_AIM OF THE EXERCISE_
The answer must be an exact copy of every record below.

Dataset rows describing interfaces
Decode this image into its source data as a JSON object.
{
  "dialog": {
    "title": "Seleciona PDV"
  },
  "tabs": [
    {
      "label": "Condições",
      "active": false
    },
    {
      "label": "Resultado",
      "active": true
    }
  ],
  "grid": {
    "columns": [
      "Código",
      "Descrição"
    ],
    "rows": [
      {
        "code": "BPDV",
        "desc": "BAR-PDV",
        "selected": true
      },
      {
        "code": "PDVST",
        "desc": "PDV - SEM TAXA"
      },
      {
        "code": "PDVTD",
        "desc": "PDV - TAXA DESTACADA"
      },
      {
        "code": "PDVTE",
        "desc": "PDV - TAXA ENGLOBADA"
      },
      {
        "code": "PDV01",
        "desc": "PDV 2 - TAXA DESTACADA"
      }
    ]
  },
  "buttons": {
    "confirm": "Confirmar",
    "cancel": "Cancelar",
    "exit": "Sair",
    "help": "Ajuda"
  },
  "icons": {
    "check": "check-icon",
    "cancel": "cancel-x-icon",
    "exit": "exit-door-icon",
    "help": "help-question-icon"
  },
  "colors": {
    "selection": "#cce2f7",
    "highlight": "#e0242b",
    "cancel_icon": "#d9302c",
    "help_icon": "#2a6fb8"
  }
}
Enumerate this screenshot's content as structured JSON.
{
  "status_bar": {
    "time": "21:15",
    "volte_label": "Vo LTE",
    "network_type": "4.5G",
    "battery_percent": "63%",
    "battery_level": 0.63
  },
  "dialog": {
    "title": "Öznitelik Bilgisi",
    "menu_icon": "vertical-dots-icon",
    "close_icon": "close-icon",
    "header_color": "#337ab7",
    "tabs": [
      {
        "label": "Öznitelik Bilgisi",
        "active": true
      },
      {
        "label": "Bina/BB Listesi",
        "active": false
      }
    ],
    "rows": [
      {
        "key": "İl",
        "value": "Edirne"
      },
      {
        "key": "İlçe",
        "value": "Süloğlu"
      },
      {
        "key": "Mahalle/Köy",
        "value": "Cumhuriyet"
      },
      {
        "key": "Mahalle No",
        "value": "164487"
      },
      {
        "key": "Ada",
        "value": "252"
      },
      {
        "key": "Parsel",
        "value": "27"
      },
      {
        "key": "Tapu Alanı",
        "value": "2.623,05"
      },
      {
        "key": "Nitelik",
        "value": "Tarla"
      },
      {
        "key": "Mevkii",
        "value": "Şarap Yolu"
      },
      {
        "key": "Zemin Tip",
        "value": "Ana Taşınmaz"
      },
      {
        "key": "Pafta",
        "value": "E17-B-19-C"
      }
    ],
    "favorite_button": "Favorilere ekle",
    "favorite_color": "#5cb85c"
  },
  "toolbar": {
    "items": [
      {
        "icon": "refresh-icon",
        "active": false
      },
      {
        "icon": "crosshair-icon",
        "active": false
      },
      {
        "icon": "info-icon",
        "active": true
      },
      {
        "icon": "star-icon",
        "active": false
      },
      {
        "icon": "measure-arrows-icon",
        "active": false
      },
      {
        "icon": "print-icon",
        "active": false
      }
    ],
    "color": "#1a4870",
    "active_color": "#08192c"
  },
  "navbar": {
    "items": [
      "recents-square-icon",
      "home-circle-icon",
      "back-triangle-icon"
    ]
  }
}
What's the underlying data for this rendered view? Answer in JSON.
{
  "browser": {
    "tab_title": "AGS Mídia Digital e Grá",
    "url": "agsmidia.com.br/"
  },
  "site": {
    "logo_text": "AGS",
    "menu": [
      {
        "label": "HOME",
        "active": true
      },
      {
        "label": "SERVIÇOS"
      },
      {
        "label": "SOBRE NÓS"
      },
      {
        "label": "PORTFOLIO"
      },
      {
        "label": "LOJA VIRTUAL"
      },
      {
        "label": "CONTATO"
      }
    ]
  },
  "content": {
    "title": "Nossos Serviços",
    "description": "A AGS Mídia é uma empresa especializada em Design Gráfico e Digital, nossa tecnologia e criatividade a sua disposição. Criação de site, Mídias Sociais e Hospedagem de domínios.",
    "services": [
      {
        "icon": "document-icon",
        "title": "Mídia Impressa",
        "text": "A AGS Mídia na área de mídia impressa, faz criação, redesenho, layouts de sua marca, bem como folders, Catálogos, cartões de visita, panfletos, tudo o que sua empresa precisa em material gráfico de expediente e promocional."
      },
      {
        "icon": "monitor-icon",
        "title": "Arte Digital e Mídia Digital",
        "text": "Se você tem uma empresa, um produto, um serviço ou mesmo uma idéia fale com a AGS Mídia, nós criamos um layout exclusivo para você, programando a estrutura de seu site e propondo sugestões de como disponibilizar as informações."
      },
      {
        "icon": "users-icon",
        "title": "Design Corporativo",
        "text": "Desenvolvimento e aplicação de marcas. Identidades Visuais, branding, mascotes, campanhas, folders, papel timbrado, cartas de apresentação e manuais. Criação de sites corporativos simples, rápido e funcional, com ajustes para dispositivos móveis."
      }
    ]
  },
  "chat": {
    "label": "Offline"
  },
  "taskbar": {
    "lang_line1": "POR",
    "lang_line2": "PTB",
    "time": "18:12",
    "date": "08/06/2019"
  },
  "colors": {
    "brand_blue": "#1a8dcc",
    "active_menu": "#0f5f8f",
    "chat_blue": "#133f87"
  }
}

_SOLUTION TO THIS PROBLEM_
Decode this image into its source data as a JSON object.
{
  "dialog": {
    "title": "Seleciona PDV"
  },
  "tabs": [
    {
      "label": "Condições",
      "active": false
    },
    {
      "label": "Resultado",
      "active": true
    }
  ],
  "grid": {
    "columns": [
      "Código",
      "Descrição"
    ],
    "rows": [
      {
        "code": "BPDV",
        "desc": "BAR-PDV",
        "selected": true
      },
      {
        "code": "PDVST",
        "desc": "PDV - SEM TAXA"
      },
      {
        "code": "PDVTD",
        "desc": "PDV - TAXA DESTACADA"
      },
      {
        "code": "PDVTE",
        "desc": "PDV - TAXA ENGLOBADA"
      },
      {
        "code": "PDV01",
        "desc": "PDV 2 - TAXA DESTACADA"
      }
    ]
  },
  "buttons": {
    "confirm": "Confirmar",
    "cancel": "Cancelar",
    "exit": "Sair",
    "help": "Ajuda"
  },
  "icons": {
    "check": "check-icon",
    "cancel": "cancel-x-icon",
    "exit": "exit-door-icon",
    "help": "help-question-icon"
  },
  "colors": {
    "selection": "#cce2f7",
    "highlight": "#e0242b",
    "cancel_icon": "#d9302c",
    "help_icon": "#2a6fb8"
  }
}
Enumerate this screenshot's content as structured JSON.
{
  "status_bar": {
    "time": "21:15",
    "volte_label": "Vo LTE",
    "network_type": "4.5G",
    "battery_percent": "63%",
    "battery_level": 0.63
  },
  "dialog": {
    "title": "Öznitelik Bilgisi",
    "menu_icon": "vertical-dots-icon",
    "close_icon": "close-icon",
    "header_color": "#337ab7",
    "tabs": [
      {
        "label": "Öznitelik Bilgisi",
        "active": true
      },
      {
        "label": "Bina/BB Listesi",
        "active": false
      }
    ],
    "rows": [
      {
        "key": "İl",
        "value": "Edirne"
      },
      {
        "key": "İlçe",
        "value": "Süloğlu"
      },
      {
        "key": "Mahalle/Köy",
        "value": "Cumhuriyet"
      },
      {
        "key": "Mahalle No",
        "value": "164487"
      },
      {
        "key": "Ada",
        "value": "252"
      },
      {
        "key": "Parsel",
        "value": "27"
      },
      {
        "key": "Tapu Alanı",
        "value": "2.623,05"
      },
      {
        "key": "Nitelik",
        "value": "Tarla"
      },
      {
        "key": "Mevkii",
        "value": "Şarap Yolu"
      },
      {
        "key": "Zemin Tip",
        "value": "Ana Taşınmaz"
      },
      {
        "key": "Pafta",
        "value": "E17-B-19-C"
      }
    ],
    "favorite_button": "Favorilere ekle",
    "favorite_color": "#5cb85c"
  },
  "toolbar": {
    "items": [
      {
        "icon": "refresh-icon",
        "active": false
      },
      {
        "icon": "crosshair-icon",
        "active": false
      },
      {
        "icon": "info-icon",
        "active": true
      },
      {
        "icon": "star-icon",
        "active": false
      },
      {
        "icon": "measure-arrows-icon",
        "active": false
      },
      {
        "icon": "print-icon",
        "active": false
      }
    ],
    "color": "#1a4870",
    "active_color": "#08192c"
  },
  "navbar": {
    "items": [
      "recents-square-icon",
      "home-circle-icon",
      "back-triangle-icon"
    ]
  }
}
What's the underlying data for this rendered view? Answer in JSON.
{
  "browser": {
    "tab_title": "AGS Mídia Digital e Grá",
    "url": "agsmidia.com.br/"
  },
  "site": {
    "logo_text": "AGS",
    "menu": [
      {
        "label": "HOME",
        "active": true
      },
      {
        "label": "SERVIÇOS"
      },
      {
        "label": "SOBRE NÓS"
      },
      {
        "label": "PORTFOLIO"
      },
      {
        "label": "LOJA VIRTUAL"
      },
      {
        "label": "CONTATO"
      }
    ]
  },
  "content": {
    "title": "Nossos Serviços",
    "description": "A AGS Mídia é uma empresa especializada em Design Gráfico e Digital, nossa tecnologia e criatividade a sua disposição. Criação de site, Mídias Sociais e Hospedagem de domínios.",
    "services": [
      {
        "icon": "document-icon",
        "title": "Mídia Impressa",
        "text": "A AGS Mídia na área de mídia impressa, faz criação, redesenho, layouts de sua marca, bem como folders, Catálogos, cartões de visita, panfletos, tudo o que sua empresa precisa em material gráfico de expediente e promocional."
      },
      {
        "icon": "monitor-icon",
        "title": "Arte Digital e Mídia Digital",
        "text": "Se você tem uma empresa, um produto, um serviço ou mesmo uma idéia fale com a AGS Mídia, nós criamos um layout exclusivo para você, programando a estrutura de seu site e propondo sugestões de como disponibilizar as informações."
      },
      {
        "icon": "users-icon",
        "title": "Design Corporativo",
        "text": "Desenvolvimento e aplicação de marcas. Identidades Visuais, branding, mascotes, campanhas, folders, papel timbrado, cartas de apresentação e manuais. Criação de sites corporativos simples, rápido e funcional, com ajustes para dispositivos móveis."
      }
    ]
  },
  "chat": {
    "label": "Offline"
  },
  "taskbar": {
    "lang_line1": "POR",
    "lang_line2": "PTB",
    "time": "18:12",
    "date": "08/06/2019"
  },
  "colors": {
    "brand_blue": "#1a8dcc",
    "active_menu": "#0f5f8f",
    "chat_blue": "#133f87"
  }
}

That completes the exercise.